In addition to the support he received from family and friends, Gonzalez is especially grateful for the compassion shown him by Perkins, who allowed Gonzalez to focus on his treatment and convalescence.
“At the time I was sick … Ben told me, ‘No matter what, we’ll take care of you.’ He paid me every single week when I was out. There’s not too many people that would do that,” Gonzalez said. “He was there for me when I needed somebody. I owe my life, really, to Benny Perkins. If it wasn’t for him, I’m not here.”
Perkins, a multiple Grade 1-winning trainer including Delaware Township and Wildcat Heir in the Frank J. De Francis Memorial Dash in 2001 and 2004, respectively, said there was never a hesitation from he or his clients that they would step in to help Gonzalez.
“A lot of my owners are hands-on guys and they’re around the barn.
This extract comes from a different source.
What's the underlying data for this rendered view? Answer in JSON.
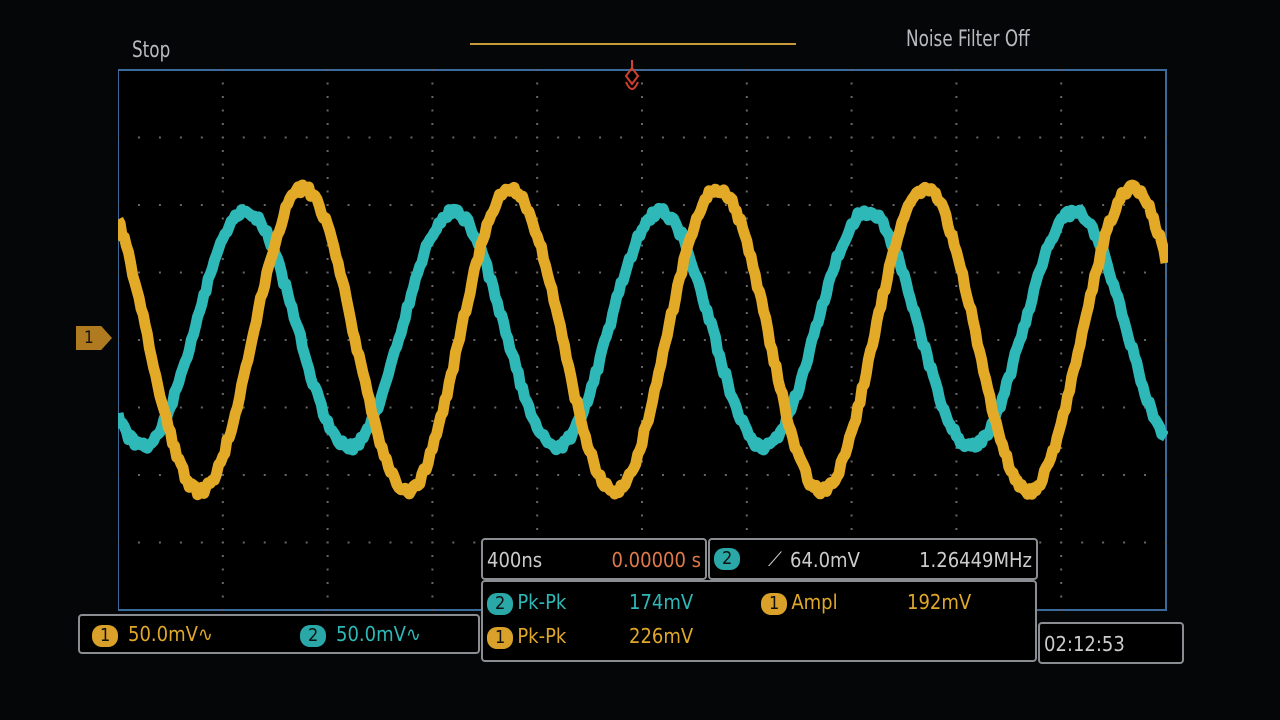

A lot of them are people that had been with us for a while,” Perkins said. “They knew what Claudio was putting into the operation and they were all willing to help out when he needed help. It was a full group thing.
“Everybody pitched in,” he added. “The guys knew him and they knew the kind of person he was. He’s a good family man. He’s got a great wife and kids, and everybody was glad to help.”
Gonzalez was still working for Perkins when he got his first horses, a small string he would tend to before and after his regular job. He won with his second career starter, Quiet Tiara, Nov. 14, 2012 at Laurel, earning his first stakes win the following September with Princess Perfect in Monmouth’s Jersey Girl Handicap.
“At the start when I was in New Jersey, I had five horses. At 3 o’clock I would take care of my horses over there and then at 5:30 I would go to Benny and gallop eight horses for him and then I came back to take care of my horses after that,” Gonzalez said. “When I got my first win as a trainer, in the picture Benny Perkins is there. He ran in the same race and was fourth. He said, ‘This is the first of many, many more.’ It was a great day.”
According to Equibase statistics, Gonzalez has compiled 883 wins and $24.9 million in purse earnings from 4,191 starters through mid-January. He set career highs with 756 starters and 174 winners in 2019 and $5.2 million in purses earned in 2020
“It’s a dream. You can only dream that. I never thought that I would be able to win that many races in such a short time,” Gonzalez said. “It’s amazing. All the time I look and see where I was and where I am now, and I think it’s like a dream,” he added. “Where I come from, it was very hard. Nobody gives you nothing. You always have to work hard and I appreciate every day I have to be able to do this. Now I can take care of my family and be happy. It’s very good.”
Prior to Harpers First Ride, Gonzalez’s best horse was Afleet Willy, a gelding he claimed for $25,000 Dec. 27, 2015 and turned into a multiple stakes winner of more than $555,000 in purses. Four of his five stakes wins came at Laurel Park.
Gonzalez claimed Harpers First Ride, bred in Maryland by Sagamore Farm, for $30,000 out of a Sept. 14, 2019 win at Churchill Downs. Together they have won nine of 14 starts with two seconds and a third and $549,995 in purses.
“The last year was really big for him. He ran in the Pimlico Special and he won. He won three more stakes and he looked better and better every race,” Gonzalez said. “After every race he looked better, that’s why we decide to take this step. It will be the best horses in the country.”
Harpers First Ride has breezed twice since his latest win, the most recent coming Jan. 16 at Gulfstream. Gonzalez won 10 stakes in Maryland in 2020 as well as the Charles Town Oaks (G3) with Fly On Angel.
“When I came [to the U.S.] I didn’t know anybody, but when they first took my picture I said, ‘I know I can do it anywhere,’” he said. “I am proof that if you work hard, and if you believe it, you can make it.”